--- Extracted information ---

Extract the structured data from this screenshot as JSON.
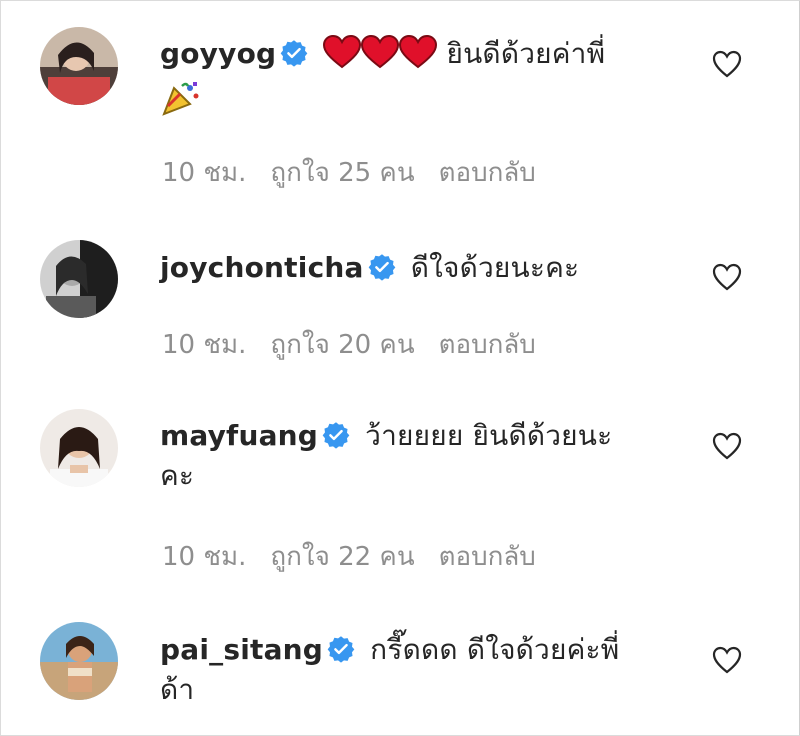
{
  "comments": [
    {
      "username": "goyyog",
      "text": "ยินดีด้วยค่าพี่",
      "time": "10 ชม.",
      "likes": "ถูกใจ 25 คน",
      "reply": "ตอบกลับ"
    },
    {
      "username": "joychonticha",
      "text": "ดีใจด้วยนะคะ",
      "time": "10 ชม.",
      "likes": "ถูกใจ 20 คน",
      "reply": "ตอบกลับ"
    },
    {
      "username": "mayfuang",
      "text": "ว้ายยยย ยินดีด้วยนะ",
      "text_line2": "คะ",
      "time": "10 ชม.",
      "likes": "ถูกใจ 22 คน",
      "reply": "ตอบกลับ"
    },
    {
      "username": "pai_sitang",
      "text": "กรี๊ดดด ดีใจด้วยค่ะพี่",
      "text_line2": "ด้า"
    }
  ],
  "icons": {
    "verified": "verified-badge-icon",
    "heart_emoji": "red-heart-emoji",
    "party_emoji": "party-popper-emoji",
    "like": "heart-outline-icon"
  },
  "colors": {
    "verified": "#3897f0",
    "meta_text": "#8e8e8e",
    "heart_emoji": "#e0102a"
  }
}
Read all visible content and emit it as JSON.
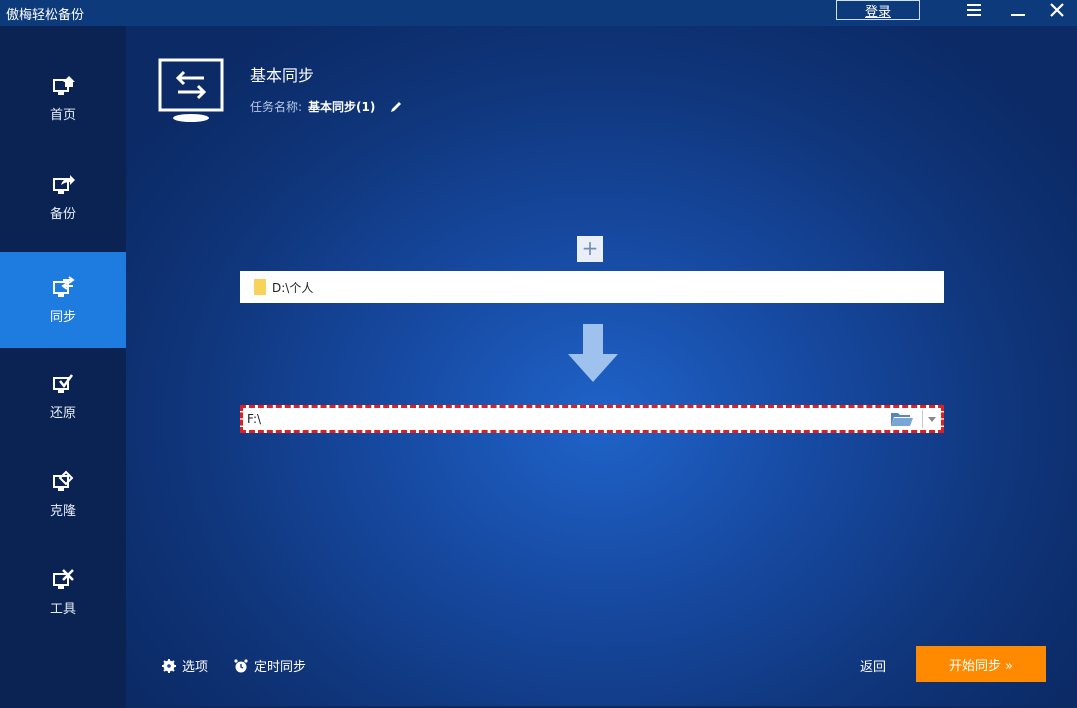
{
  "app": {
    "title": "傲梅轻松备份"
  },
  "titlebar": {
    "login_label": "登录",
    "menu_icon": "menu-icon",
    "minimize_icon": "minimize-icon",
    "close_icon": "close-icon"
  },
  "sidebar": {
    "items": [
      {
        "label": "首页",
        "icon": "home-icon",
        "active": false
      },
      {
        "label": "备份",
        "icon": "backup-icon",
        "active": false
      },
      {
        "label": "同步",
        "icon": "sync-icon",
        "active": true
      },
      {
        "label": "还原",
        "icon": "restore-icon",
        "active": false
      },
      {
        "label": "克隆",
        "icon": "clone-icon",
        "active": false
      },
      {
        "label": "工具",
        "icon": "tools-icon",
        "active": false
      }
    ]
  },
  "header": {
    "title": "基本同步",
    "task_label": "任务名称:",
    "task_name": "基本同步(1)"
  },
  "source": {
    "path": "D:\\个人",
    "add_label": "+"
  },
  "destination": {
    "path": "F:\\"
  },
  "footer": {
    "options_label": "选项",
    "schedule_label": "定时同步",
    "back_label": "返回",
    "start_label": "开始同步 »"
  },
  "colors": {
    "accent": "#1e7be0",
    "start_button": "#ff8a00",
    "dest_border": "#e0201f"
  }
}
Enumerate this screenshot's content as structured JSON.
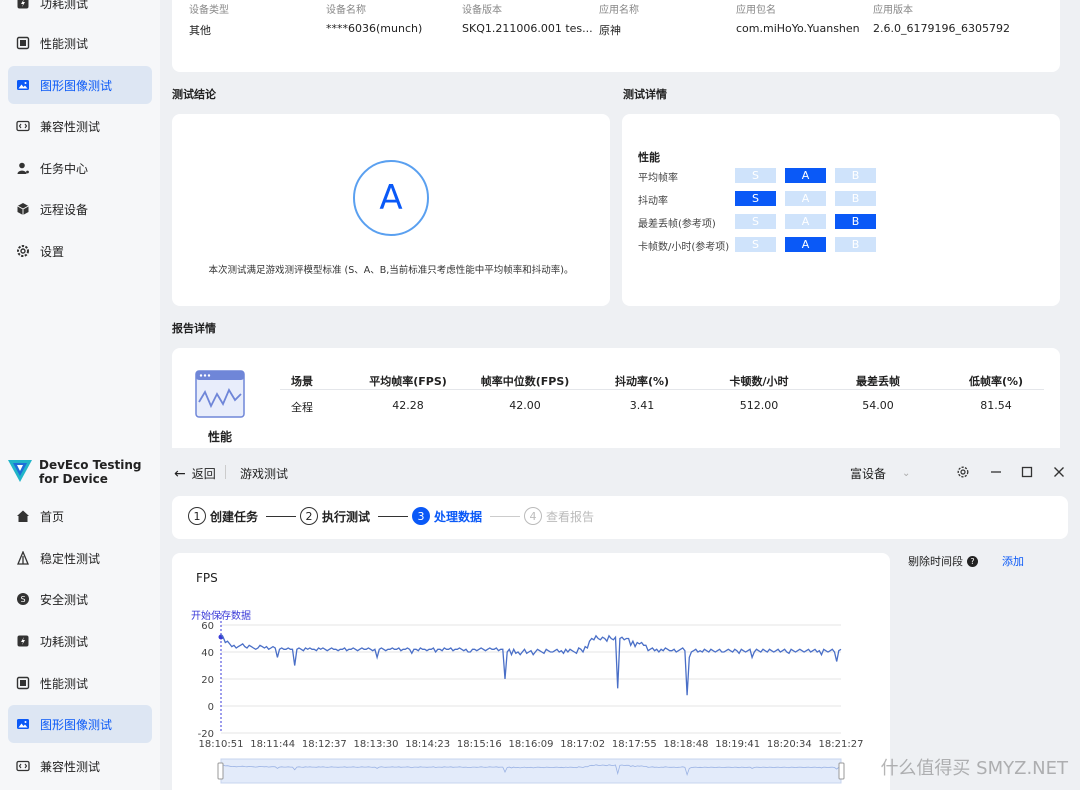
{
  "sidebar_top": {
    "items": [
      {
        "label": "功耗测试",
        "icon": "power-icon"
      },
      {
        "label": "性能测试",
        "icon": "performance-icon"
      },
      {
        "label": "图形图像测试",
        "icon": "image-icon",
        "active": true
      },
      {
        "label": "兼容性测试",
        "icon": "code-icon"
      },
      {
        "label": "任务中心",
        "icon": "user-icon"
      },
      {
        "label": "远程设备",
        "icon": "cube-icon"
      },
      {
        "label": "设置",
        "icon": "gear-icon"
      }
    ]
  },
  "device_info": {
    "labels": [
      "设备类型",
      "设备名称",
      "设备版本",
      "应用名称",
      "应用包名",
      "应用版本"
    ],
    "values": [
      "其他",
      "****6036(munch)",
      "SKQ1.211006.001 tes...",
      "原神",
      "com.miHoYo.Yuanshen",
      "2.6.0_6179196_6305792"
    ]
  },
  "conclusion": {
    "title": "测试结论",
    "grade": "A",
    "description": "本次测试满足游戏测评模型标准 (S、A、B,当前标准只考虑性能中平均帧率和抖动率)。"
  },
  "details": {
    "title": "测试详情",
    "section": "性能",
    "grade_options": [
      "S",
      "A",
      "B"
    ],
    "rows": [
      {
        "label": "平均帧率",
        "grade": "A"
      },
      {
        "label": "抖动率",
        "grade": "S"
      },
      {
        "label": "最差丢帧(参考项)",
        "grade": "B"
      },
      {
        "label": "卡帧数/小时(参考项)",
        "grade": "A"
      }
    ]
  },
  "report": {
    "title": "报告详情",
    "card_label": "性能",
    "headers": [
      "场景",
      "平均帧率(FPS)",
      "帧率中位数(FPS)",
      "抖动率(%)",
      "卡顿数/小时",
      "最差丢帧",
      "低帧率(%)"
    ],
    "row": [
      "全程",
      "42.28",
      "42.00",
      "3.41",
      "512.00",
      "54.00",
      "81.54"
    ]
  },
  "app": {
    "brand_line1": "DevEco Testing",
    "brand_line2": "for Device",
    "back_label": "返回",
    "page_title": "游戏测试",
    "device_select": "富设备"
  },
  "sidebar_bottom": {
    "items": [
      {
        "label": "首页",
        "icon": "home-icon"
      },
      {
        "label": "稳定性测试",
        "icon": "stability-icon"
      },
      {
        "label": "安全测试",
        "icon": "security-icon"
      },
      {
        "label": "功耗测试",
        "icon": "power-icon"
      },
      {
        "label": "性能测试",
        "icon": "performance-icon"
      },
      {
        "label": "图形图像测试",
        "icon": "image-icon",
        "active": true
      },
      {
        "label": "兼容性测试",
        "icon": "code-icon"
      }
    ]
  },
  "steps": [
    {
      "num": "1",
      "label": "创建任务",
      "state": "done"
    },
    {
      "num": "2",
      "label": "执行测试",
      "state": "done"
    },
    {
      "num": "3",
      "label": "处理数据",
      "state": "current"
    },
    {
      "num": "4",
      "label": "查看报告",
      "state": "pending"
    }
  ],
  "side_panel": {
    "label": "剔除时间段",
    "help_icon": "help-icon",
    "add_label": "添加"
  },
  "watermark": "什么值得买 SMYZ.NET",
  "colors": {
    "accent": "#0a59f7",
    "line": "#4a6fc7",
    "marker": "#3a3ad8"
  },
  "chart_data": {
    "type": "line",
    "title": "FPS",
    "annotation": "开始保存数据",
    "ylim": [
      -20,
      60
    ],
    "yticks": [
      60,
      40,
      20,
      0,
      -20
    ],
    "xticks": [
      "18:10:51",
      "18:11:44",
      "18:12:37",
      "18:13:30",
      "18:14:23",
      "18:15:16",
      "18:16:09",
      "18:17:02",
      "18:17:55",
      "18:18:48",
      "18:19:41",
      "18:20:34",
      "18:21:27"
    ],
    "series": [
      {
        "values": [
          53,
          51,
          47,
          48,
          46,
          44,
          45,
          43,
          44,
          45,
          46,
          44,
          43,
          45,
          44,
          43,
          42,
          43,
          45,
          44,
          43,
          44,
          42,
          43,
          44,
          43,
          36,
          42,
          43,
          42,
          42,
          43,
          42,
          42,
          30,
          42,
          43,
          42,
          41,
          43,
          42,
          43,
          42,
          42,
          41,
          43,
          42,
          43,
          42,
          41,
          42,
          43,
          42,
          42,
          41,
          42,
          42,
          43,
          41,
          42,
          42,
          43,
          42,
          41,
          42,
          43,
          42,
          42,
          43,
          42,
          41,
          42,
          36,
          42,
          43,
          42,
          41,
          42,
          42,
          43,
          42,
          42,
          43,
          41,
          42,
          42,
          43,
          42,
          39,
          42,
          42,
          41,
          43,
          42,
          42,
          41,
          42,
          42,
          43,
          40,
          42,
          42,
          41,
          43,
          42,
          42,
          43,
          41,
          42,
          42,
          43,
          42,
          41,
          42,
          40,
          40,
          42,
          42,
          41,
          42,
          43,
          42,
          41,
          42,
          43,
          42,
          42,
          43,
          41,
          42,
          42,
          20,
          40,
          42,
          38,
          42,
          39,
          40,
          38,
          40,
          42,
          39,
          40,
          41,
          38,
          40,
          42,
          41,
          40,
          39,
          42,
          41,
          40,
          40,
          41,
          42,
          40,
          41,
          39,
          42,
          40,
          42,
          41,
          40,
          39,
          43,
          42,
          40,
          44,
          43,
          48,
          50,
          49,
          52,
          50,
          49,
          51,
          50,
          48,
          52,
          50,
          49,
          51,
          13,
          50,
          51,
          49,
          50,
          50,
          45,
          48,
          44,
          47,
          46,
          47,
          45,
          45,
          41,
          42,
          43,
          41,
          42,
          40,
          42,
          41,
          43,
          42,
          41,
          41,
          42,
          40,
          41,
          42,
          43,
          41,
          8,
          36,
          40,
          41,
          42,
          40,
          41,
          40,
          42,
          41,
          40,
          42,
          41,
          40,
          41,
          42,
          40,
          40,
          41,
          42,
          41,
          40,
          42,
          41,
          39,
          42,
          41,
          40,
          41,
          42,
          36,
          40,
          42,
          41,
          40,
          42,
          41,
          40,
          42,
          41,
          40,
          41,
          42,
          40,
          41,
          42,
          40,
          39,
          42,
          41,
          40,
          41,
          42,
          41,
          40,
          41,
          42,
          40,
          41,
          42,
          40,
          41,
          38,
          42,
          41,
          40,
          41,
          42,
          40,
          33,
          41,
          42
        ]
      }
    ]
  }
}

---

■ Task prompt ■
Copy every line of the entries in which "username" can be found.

■ Problem solution ■
      "username": "goyyog",
      "username": "joychonticha",
      "username": "mayfuang",
      "username": "pai_sitang",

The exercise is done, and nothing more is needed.